“However,” the attorney responds, “the decrease in value may not exceed $1,090,000, for 2014. What is the development value of the Family Farm?”
“It’s $6,430,000,” answers the advisor.
“Well, if the value of the Family Farm, as a farm, plus all other assets are no greater than the amount you can pass on free from taxes, then there are no estate taxes on the farm.”
“The family will be very happy to hear that,” says the advisor.
“Just a minute, there are some complicated rules,” warns the attorney.
The Technical Requirements
The valuation reduction rules of Internal Revenue Code (“IRC”) section 2032A were designed to help the owners of a Family Farm. The rules are very technical. Because the benefits of IRC section 2032A are targeted at a very specific type of estate, the rules contain many definitions relating to the property at issue and the family’s use of the property both before the death and its use after the death.
For a Family Farm to qualify for special valuation, the following characteristics must be present:
- The decedent must have been a U.S. Citizen or resident;
- As to the real property:
- It must be located in the United States;
- It must have been acquired from or passed from the decedent to family members of the decedent;
- It must have been used as a farm or other qualified use by the decedent or “family members”;
- At least 50% of the “adjusted value” of the decedent’s gross estate must be composed of farming or other business-use real or personal property;
- At least 25% of the “adjusted value” of the decedent’s gross estate must consist of real property used in farming, or other business-use real property, for at least five of the eight years prior to death by the decedent or a “family member”;
- An election must be made on the decedent’s estate tax return;
- The real property must have been used in farming, or other business-use, for at least five of the eight years prior to death by the decedent or a “family member”;
- The decedent or a “family member” must have “materially participated” in the farming or other business use for at least five of the eight years prior to death;
- “Family members” must receive all interests in the property;
- All “family members” receiving an interest in the real property must sign a tax recapture agreement which requires a repayment of estates taxes saved if the property is “disposed of” within 16 years.
As you can see, this is a very complex set of rules, and this report is not intended to be a legal treatise. Suffice to say that if the Family Farm (remember, that term includes any business real property) passes all the tests, the “highest and best use” ($6,530,000 in our example) may be reduced up to $1,100,000 to the use as a Family Farm.
Planning for Spouses
As you know, the IRS allows spouses, if properly planned, to leave their heirs $10,900,000 estate tax-free in 2016. If planning for such spouses involves a Family Farm, as much as $13,100,000 can pass estate tax-free. How? Let’s look.

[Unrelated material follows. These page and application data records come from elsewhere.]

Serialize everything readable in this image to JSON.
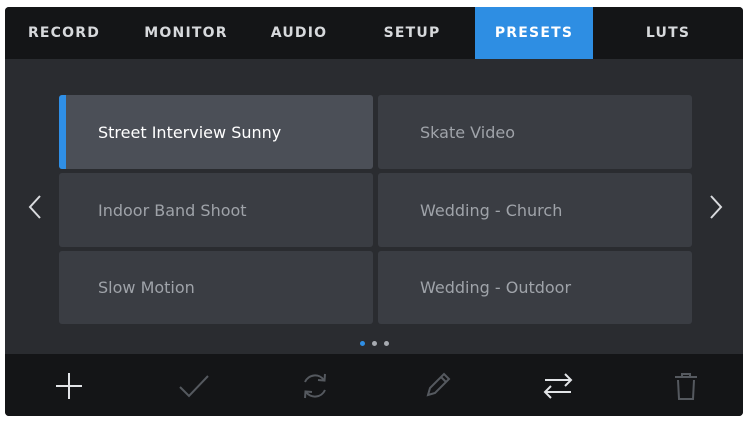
{
  "tabs": [
    {
      "label": "RECORD"
    },
    {
      "label": "MONITOR"
    },
    {
      "label": "AUDIO"
    },
    {
      "label": "SETUP"
    },
    {
      "label": "PRESETS"
    },
    {
      "label": "LUTS"
    }
  ],
  "active_tab": "PRESETS",
  "presets": [
    {
      "name": "Street Interview Sunny"
    },
    {
      "name": "Skate Video"
    },
    {
      "name": "Indoor Band Shoot"
    },
    {
      "name": "Wedding  - Church"
    },
    {
      "name": "Slow Motion"
    },
    {
      "name": "Wedding - Outdoor"
    }
  ],
  "selected_preset": "Street Interview Sunny",
  "pagination": {
    "current_page": 1,
    "total_pages": 3
  },
  "toolbar_icons": [
    "plus-icon",
    "checkmark-icon",
    "refresh-icon",
    "pencil-icon",
    "swap-arrows-icon",
    "trash-icon"
  ],
  "colors": {
    "accent": "#2e8ee3",
    "tab_bar": "#141517",
    "background": "#2a2c30",
    "preset_tile": "#3a3d43",
    "preset_selected": "#4b4f57"
  }
}
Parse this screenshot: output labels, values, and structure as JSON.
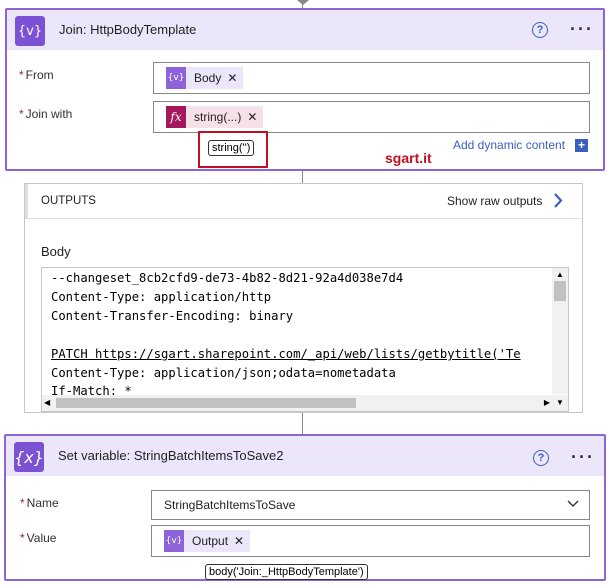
{
  "join_action": {
    "title": "Join: HttpBodyTemplate",
    "icon": "{v}",
    "from_label": "From",
    "from_token": "Body",
    "join_with_label": "Join with",
    "join_with_token": "string(...)",
    "join_with_token_icon": "fx",
    "tooltip": "string('')",
    "add_dynamic_label": "Add dynamic content",
    "watermark": "sgart.it"
  },
  "outputs": {
    "header": "OUTPUTS",
    "show_raw": "Show raw outputs",
    "body_label": "Body",
    "lines": [
      "--changeset_8cb2cfd9-de73-4b82-8d21-92a4d038e7d4",
      "Content-Type: application/http",
      "Content-Transfer-Encoding: binary",
      "",
      "PATCH https://sgart.sharepoint.com/_api/web/lists/getbytitle('Te",
      "Content-Type: application/json;odata=nometadata",
      "If-Match: *"
    ]
  },
  "set_variable": {
    "title": "Set variable: StringBatchItemsToSave2",
    "icon": "{x}",
    "name_label": "Name",
    "name_value": "StringBatchItemsToSave",
    "value_label": "Value",
    "value_token": "Output",
    "tooltip": "body('Join:_HttpBodyTemplate')"
  },
  "colors": {
    "accent": "#7b52d3",
    "header_bg": "#ece6fa",
    "expression": "#a3195b",
    "link": "#3b5fc0",
    "required": "#a4262c",
    "watermark": "#c50f1f"
  }
}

Assume Husband and Wife each own 400 acres of farmland with a “highest and best use” of $6,550,000, and for simplicity, no other assets. Properly planned, their children receive:
|“Highest Best Use”||$6,550,000||$6,550,000||$13,100,000|
|Less 2032A Reduction||<1,100,000>||<1,100,000>||<2,200,000>|
|Taxable Amount||$ 5,450,000||$ 5,450,000||$10,900,000|
As you can see, with proper planning, the children have received $13,100,000 estate tax-free. That represents a savings of $880,000, as illustrated below:
< 5,450,000 > (H’s Exemption Amount)
$ 7,650,000 (W’s Taxable Estate)
< 5,450,000 > (W’s Exempt Amount)
$ 2,200,000 (Estate Subject to Taxation)
$ 880,000 (Estate Taxes due without proper planning)
$ 0 (Estate Taxes due with proper planning)